Top of RECORD EXTRACTS

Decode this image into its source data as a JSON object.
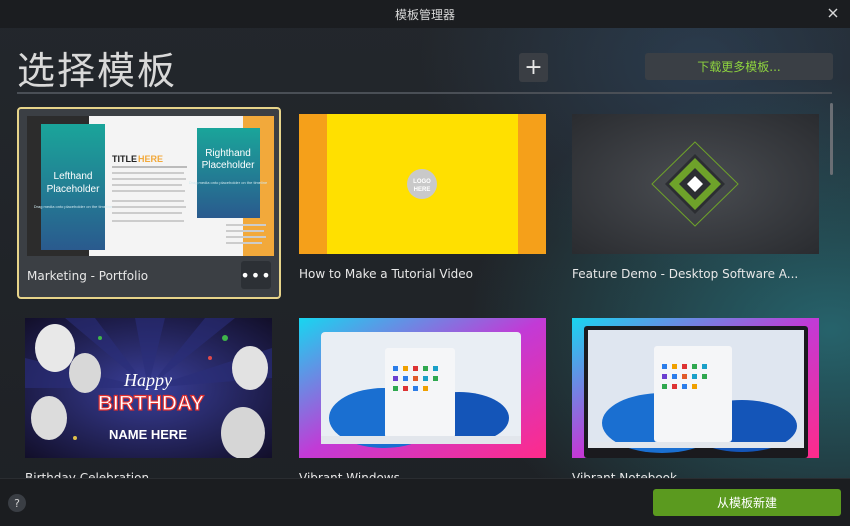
{
  "window": {
    "title": "模板管理器"
  },
  "heading": "选择模板",
  "toolbar": {
    "add_label": "+",
    "download_label": "下载更多模板..."
  },
  "templates": [
    {
      "label": "Marketing - Portfolio",
      "selected": true,
      "thumb": {
        "left_text_1": "Lefthand",
        "left_text_2": "Placeholder",
        "left_small": "Drag media onto placeholder on the timeline",
        "title_prefix": "TITLE",
        "title_accent": "HERE",
        "right_text_1": "Righthand",
        "right_text_2": "Placeholder",
        "right_small": "Drag media onto placeholder on the timeline"
      }
    },
    {
      "label": "How to Make a Tutorial Video",
      "thumb": {
        "logo_1": "LOGO",
        "logo_2": "HERE"
      }
    },
    {
      "label": "Feature Demo - Desktop Software A..."
    },
    {
      "label": "Birthday Celebration",
      "thumb": {
        "happy": "Happy",
        "birthday": "BIRTHDAY",
        "name": "NAME HERE"
      }
    },
    {
      "label": "Vibrant Windows"
    },
    {
      "label": "Vibrant Notebook"
    }
  ],
  "more_label": "•••",
  "footer": {
    "help_label": "?",
    "create_label": "从模板新建"
  },
  "colors": {
    "accent_green": "#8ed33f",
    "primary_button": "#5b9a1f",
    "selection_border": "#e7d48a"
  }
}
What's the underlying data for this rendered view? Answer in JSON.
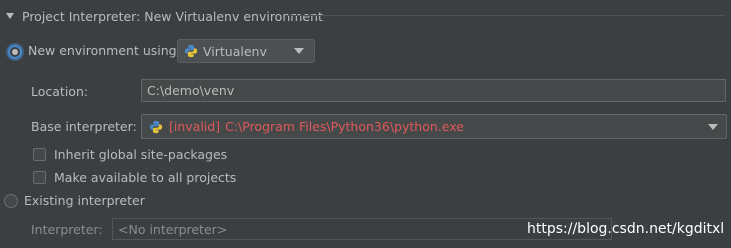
{
  "section": {
    "title": "Project Interpreter: New Virtualenv environment"
  },
  "new_env": {
    "label": "New environment using",
    "tool": "Virtualenv",
    "location": {
      "label": "Location:",
      "value": "C:\\demo\\venv"
    },
    "base_interpreter": {
      "label": "Base interpreter:",
      "invalid_tag": "[invalid]",
      "value": "C:\\Program Files\\Python36\\python.exe"
    },
    "inherit_label": "Inherit global site-packages",
    "make_available_label": "Make available to all projects"
  },
  "existing": {
    "label": "Existing interpreter",
    "interpreter_label": "Interpreter:",
    "interpreter_value": "<No interpreter>"
  },
  "watermark": "https://blog.csdn.net/kgditxl",
  "colors": {
    "background": "#3c3f41",
    "accent": "#4a88c7",
    "invalid": "#e0595a"
  }
}
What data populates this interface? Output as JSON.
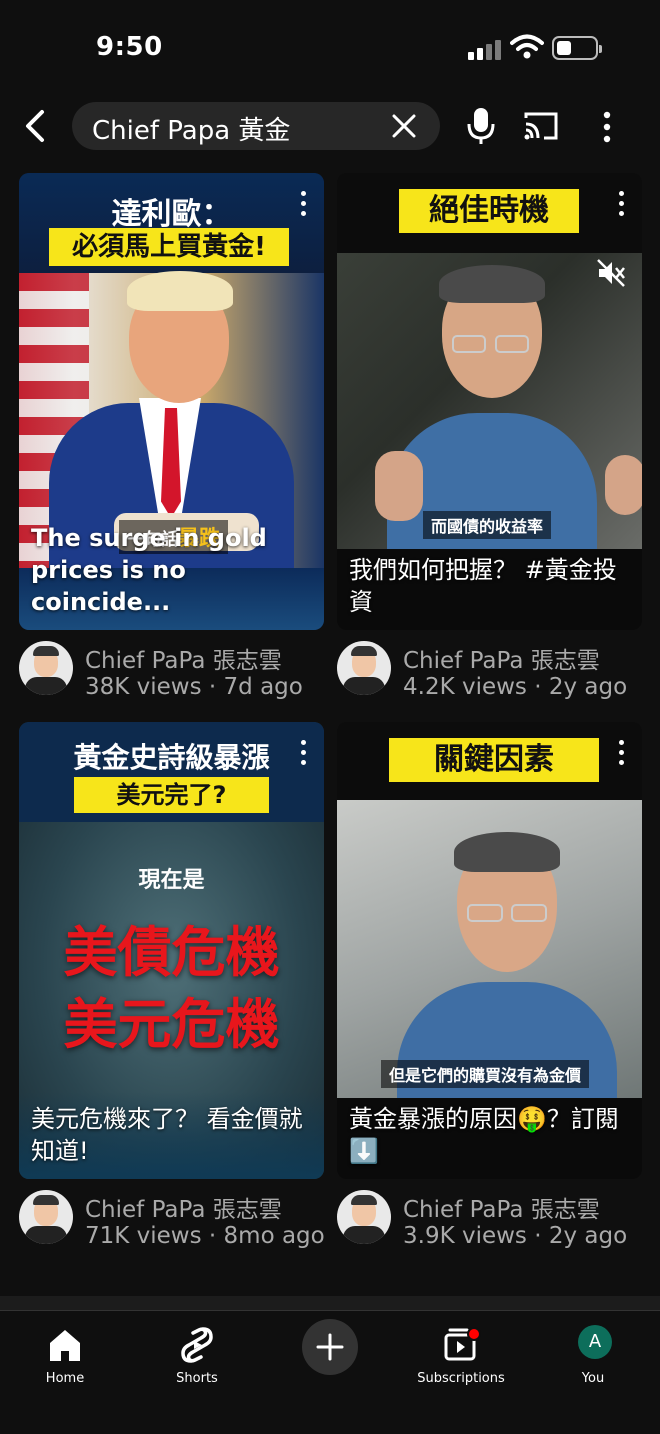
{
  "status_bar": {
    "time": "9:50"
  },
  "search": {
    "query": "Chief Papa 黃金"
  },
  "videos": [
    {
      "thumb_title": "達利歐：",
      "thumb_banner": "必須馬上買黃金!",
      "thumb_subtitle_prefix": "一句話",
      "thumb_subtitle_highlight": "暴跌",
      "caption": "The surge in gold prices is no coincide...",
      "channel": "Chief PaPa 張志雲",
      "meta": "38K views · 7d ago"
    },
    {
      "thumb_banner": "絕佳時機",
      "thumb_subtitle": "而國債的收益率",
      "caption": "我們如何把握？ #黃金投資",
      "channel": "Chief PaPa 張志雲",
      "meta": "4.2K views · 2y ago"
    },
    {
      "thumb_title": "黃金史詩級暴漲",
      "thumb_banner": "美元完了?",
      "thumb_line1": "現在是",
      "thumb_line2": "美債危機",
      "thumb_line3": "美元危機",
      "caption": "美元危機來了？ 看金價就知道!",
      "channel": "Chief PaPa 張志雲",
      "meta": "71K views · 8mo ago"
    },
    {
      "thumb_banner": "關鍵因素",
      "thumb_subtitle": "但是它們的購買沒有為金價",
      "caption": "黃金暴漲的原因🤑？訂閱 ⬇️",
      "channel": "Chief PaPa 張志雲",
      "meta": "3.9K views · 2y ago"
    }
  ],
  "nav": {
    "home": "Home",
    "shorts": "Shorts",
    "subscriptions": "Subscriptions",
    "you": "You",
    "you_initial": "A"
  },
  "colors": {
    "background": "#0f0f0f",
    "accent_red": "#ff0000",
    "banner_yellow": "#f7e51a"
  }
}
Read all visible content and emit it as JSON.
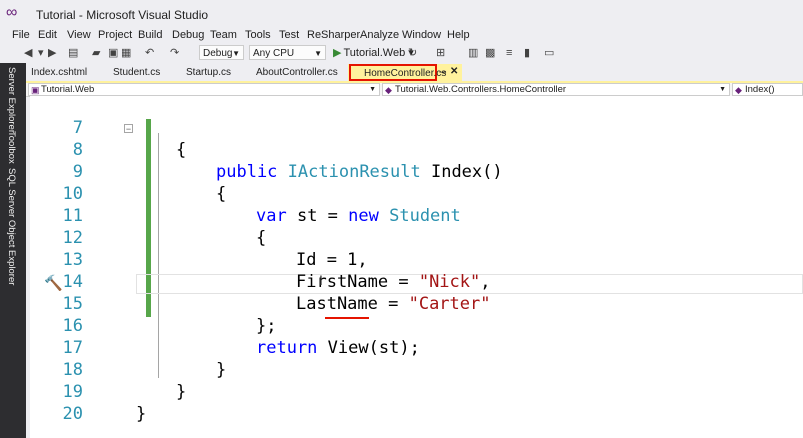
{
  "window": {
    "title": "Tutorial - Microsoft Visual Studio",
    "logo_icon": "visual-studio-logo-icon"
  },
  "menu": [
    "File",
    "Edit",
    "View",
    "Project",
    "Build",
    "Debug",
    "Team",
    "Tools",
    "Test",
    "ReSharper",
    "Analyze",
    "Window",
    "Help"
  ],
  "toolbar": {
    "config": "Debug",
    "platform": "Any CPU",
    "run_label": "Tutorial.Web"
  },
  "side_tabs": [
    "Server Explorer",
    "Toolbox",
    "SQL Server Object Explorer"
  ],
  "tabs": [
    "Index.cshtml",
    "Student.cs",
    "Startup.cs",
    "AboutController.cs",
    "HomeController.cs"
  ],
  "active_tab": "HomeController.cs",
  "nav": {
    "project": "Tutorial.Web",
    "class": "Tutorial.Web.Controllers.HomeController",
    "member": "Index()"
  },
  "code": {
    "line_numbers": [
      "7",
      "8",
      "9",
      "10",
      "11",
      "12",
      "13",
      "14",
      "15",
      "16",
      "17",
      "18",
      "19",
      "20"
    ],
    "l7": "{",
    "l8_kw": "public",
    "l8_type": "IActionResult",
    "l8_rest": " Index()",
    "l9": "{",
    "l10_kw1": "var",
    "l10_mid": " st = ",
    "l10_kw2": "new",
    "l10_type": "Student",
    "l11": "{",
    "l12": "Id = 1,",
    "l13_a": "FirstName = ",
    "l13_str": "\"Nick\"",
    "l13_b": ",",
    "l14_a": "LastName = ",
    "l14_str": "\"Carter\"",
    "l15": "};",
    "l16_kw": "return",
    "l16_a": " ",
    "l16_view": "View",
    "l16_b": "(st);",
    "l17": "}",
    "l18": "}",
    "l19": "}"
  },
  "colors": {
    "keyword": "#0000ff",
    "type": "#2b91af",
    "string": "#a31515",
    "change_bar": "#57a64a",
    "active_tab": "#fff29d",
    "highlight_border": "#e51400"
  }
}
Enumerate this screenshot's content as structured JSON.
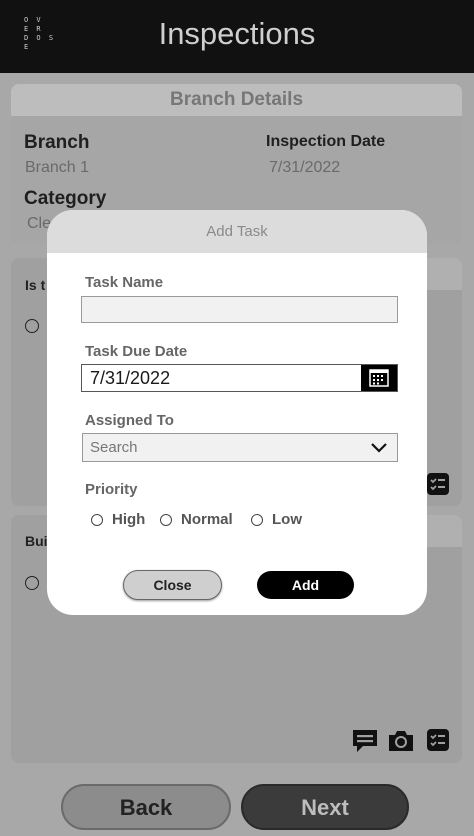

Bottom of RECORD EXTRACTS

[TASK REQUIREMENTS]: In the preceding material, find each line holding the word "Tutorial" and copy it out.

[COMPLETED TASK]:
      "label": "How to Make a Tutorial Video",
    "title": "Tutorial - Microsoft Visual Studio",
    "run_label": "Tutorial.Web"
    "project": "Tutorial.Web",
    "class": "Tutorial.Web.Controllers.HomeController",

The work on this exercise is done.